#### WHAT YOU WILL DO
Every entry, from the first line to the last, should be output exactly.

>>>

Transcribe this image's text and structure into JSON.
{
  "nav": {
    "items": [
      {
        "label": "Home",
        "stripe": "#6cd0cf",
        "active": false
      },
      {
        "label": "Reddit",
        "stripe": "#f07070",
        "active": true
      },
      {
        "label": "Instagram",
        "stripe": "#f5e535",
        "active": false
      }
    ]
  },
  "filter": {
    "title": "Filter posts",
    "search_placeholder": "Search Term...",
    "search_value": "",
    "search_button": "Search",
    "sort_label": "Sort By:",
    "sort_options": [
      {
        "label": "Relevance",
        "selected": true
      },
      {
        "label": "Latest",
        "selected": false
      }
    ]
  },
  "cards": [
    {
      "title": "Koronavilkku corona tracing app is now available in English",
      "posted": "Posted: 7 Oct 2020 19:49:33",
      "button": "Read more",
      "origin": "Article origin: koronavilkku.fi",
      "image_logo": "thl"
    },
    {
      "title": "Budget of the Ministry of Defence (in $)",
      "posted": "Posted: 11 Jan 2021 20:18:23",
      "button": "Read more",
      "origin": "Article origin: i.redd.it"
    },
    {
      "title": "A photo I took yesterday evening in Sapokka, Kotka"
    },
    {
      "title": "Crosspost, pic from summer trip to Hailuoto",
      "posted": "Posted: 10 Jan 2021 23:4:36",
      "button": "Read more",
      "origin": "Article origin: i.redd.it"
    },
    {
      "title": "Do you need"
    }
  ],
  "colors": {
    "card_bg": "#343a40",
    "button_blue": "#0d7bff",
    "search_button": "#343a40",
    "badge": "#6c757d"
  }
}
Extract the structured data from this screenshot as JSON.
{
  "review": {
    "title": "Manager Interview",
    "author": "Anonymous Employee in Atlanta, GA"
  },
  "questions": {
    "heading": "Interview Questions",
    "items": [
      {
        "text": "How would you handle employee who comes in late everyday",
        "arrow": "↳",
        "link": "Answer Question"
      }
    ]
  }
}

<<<

#### ANSWER BELOW
Transcribe this image's text and structure into JSON.
{
  "nav": {
    "items": [
      {
        "label": "Home",
        "stripe": "#6cd0cf",
        "active": false
      },
      {
        "label": "Reddit",
        "stripe": "#f07070",
        "active": true
      },
      {
        "label": "Instagram",
        "stripe": "#f5e535",
        "active": false
      }
    ]
  },
  "filter": {
    "title": "Filter posts",
    "search_placeholder": "Search Term...",
    "search_value": "",
    "search_button": "Search",
    "sort_label": "Sort By:",
    "sort_options": [
      {
        "label": "Relevance",
        "selected": true
      },
      {
        "label": "Latest",
        "selected": false
      }
    ]
  },
  "cards": [
    {
      "title": "Koronavilkku corona tracing app is now available in English",
      "posted": "Posted: 7 Oct 2020 19:49:33",
      "button": "Read more",
      "origin": "Article origin: koronavilkku.fi",
      "image_logo": "thl"
    },
    {
      "title": "Budget of the Ministry of Defence (in $)",
      "posted": "Posted: 11 Jan 2021 20:18:23",
      "button": "Read more",
      "origin": "Article origin: i.redd.it"
    },
    {
      "title": "A photo I took yesterday evening in Sapokka, Kotka"
    },
    {
      "title": "Crosspost, pic from summer trip to Hailuoto",
      "posted": "Posted: 10 Jan 2021 23:4:36",
      "button": "Read more",
      "origin": "Article origin: i.redd.it"
    },
    {
      "title": "Do you need"
    }
  ],
  "colors": {
    "card_bg": "#343a40",
    "button_blue": "#0d7bff",
    "search_button": "#343a40",
    "badge": "#6c757d"
  }
}
Extract the structured data from this screenshot as JSON.
{
  "review": {
    "title": "Manager Interview",
    "author": "Anonymous Employee in Atlanta, GA"
  },
  "questions": {
    "heading": "Interview Questions",
    "items": [
      {
        "text": "How would you handle employee who comes in late everyday",
        "arrow": "↳",
        "link": "Answer Question"
      }
    ]
  }
}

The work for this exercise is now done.